The thing you have to remember is that most pirate Captains were not captains before they joined pirate crews. Some would have been officers in the Royal or Merchant Navy, others might have been a part of privateer ships and worked their way up to the rank of pirate Captain. A few may have simply mutinied and become Captain this way.
How did pirates captains dress?
It’s very likely that a Pirate Captain would dress much like their crew which was, of course, according to the times. Especially on pirate vessels, where Captains shared the heavy work with their men, this would mean practical seafarers clothes.
Despite the impracticability of finery, some pirate Captains were known to take great pleasure in dressing themselves in the latests fashion, particularly when they were celebrating ashore. In such circumstances their clothes would have been influenced, most likely, by the military or naval fashion of the day. Instead of canvas or wool, however, you can be sure you would have seen some silks, brocades and damasks. It is doubtful that these clothes would have been worn at sea, but certainly the clothes worn at sea would have been practical adaptations of the fashions on shore. This mean that tarred canvas coats would have been worn rather than heavy wool, and light linen might have been favoured over silk by pirate captains, especially in the Caribbean.
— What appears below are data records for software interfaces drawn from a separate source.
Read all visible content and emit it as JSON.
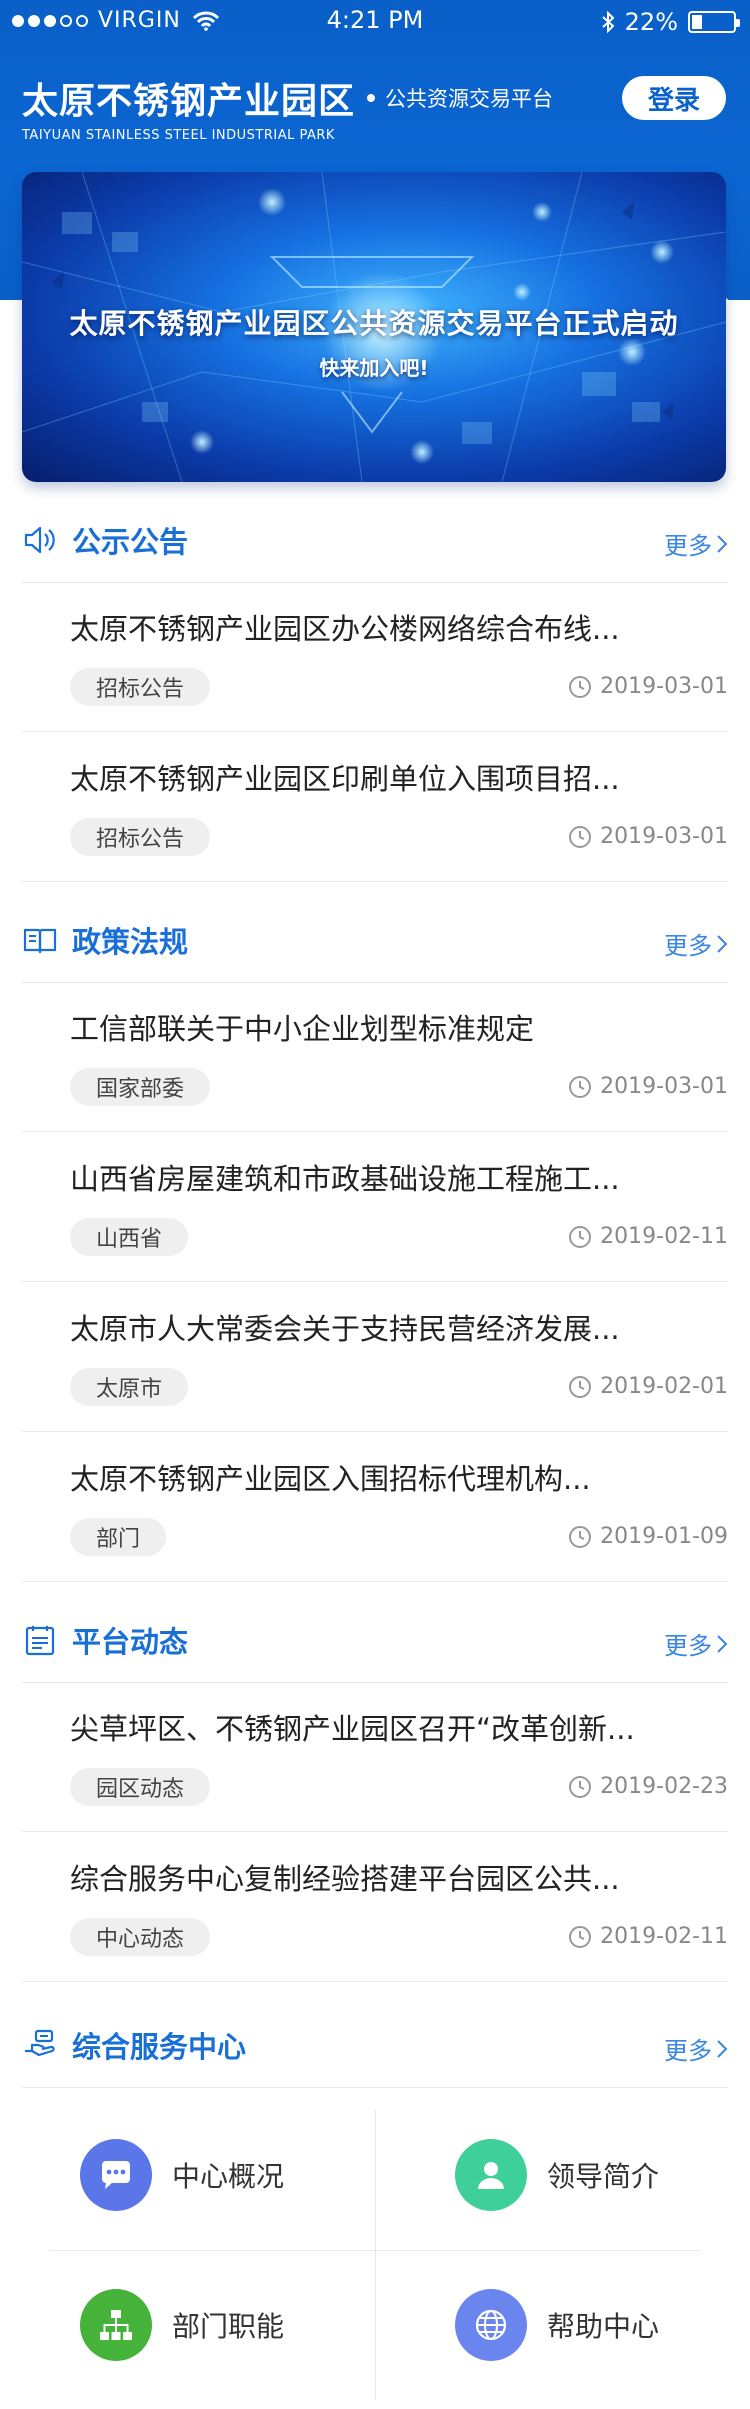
{
  "status_bar": {
    "carrier": "VIRGIN",
    "time": "4:21 PM",
    "battery": "22%"
  },
  "brand": {
    "title": "太原不锈钢产业园区",
    "subtitle": "公共资源交易平台",
    "english": "TAIYUAN STAINLESS STEEL INDUSTRIAL PARK"
  },
  "login_label": "登录",
  "banner": {
    "title": "太原不锈钢产业园区公共资源交易平台正式启动",
    "subtitle": "快来加入吧!"
  },
  "more_label": "更多",
  "sections": {
    "notices": {
      "title": "公示公告",
      "items": [
        {
          "title": "太原不锈钢产业园区办公楼网络综合布线...",
          "tag": "招标公告",
          "date": "2019-03-01"
        },
        {
          "title": "太原不锈钢产业园区印刷单位入围项目招...",
          "tag": "招标公告",
          "date": "2019-03-01"
        }
      ]
    },
    "policies": {
      "title": "政策法规",
      "items": [
        {
          "title": "工信部联关于中小企业划型标准规定",
          "tag": "国家部委",
          "date": "2019-03-01"
        },
        {
          "title": "山西省房屋建筑和市政基础设施工程施工...",
          "tag": "山西省",
          "date": "2019-02-11"
        },
        {
          "title": "太原市人大常委会关于支持民营经济发展...",
          "tag": "太原市",
          "date": "2019-02-01"
        },
        {
          "title": "太原不锈钢产业园区入围招标代理机构...",
          "tag": "部门",
          "date": "2019-01-09"
        }
      ]
    },
    "news": {
      "title": "平台动态",
      "items": [
        {
          "title": "尖草坪区、不锈钢产业园区召开“改革创新...",
          "tag": "园区动态",
          "date": "2019-02-23"
        },
        {
          "title": "综合服务中心复制经验搭建平台园区公共...",
          "tag": "中心动态",
          "date": "2019-02-11"
        }
      ]
    },
    "services": {
      "title": "综合服务中心",
      "items": [
        {
          "label": "中心概况",
          "icon": "chat-bubble-icon",
          "color": "#5b76e8"
        },
        {
          "label": "领导简介",
          "icon": "person-icon",
          "color": "#3fcf9a"
        },
        {
          "label": "部门职能",
          "icon": "org-chart-icon",
          "color": "#45b23a"
        },
        {
          "label": "帮助中心",
          "icon": "globe-icon",
          "color": "#6a86ee"
        }
      ]
    }
  },
  "colors": {
    "primary": "#0b62cc",
    "accent": "#1a6fd6",
    "tag_bg": "#efefef"
  }
}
There has been some evidence to show that this adaptation of fashion was, indeed, a reality. When long coats with large cuffs were fashionable in the 1680s, for example, shades of this could be seen on board naval and pirate ships. This is shown by pictures of officers wearing long coats with a more practical mariner’s cuff rather than the long ones.
One interesting thing that was reported about pirate Captains and their dress codes; upon capture by Naval forces they would alter their clothes in order to blend in with the rest of the crew, especially if they were in danger of being captured. The pirate captain would want to pass of as a member of the crew.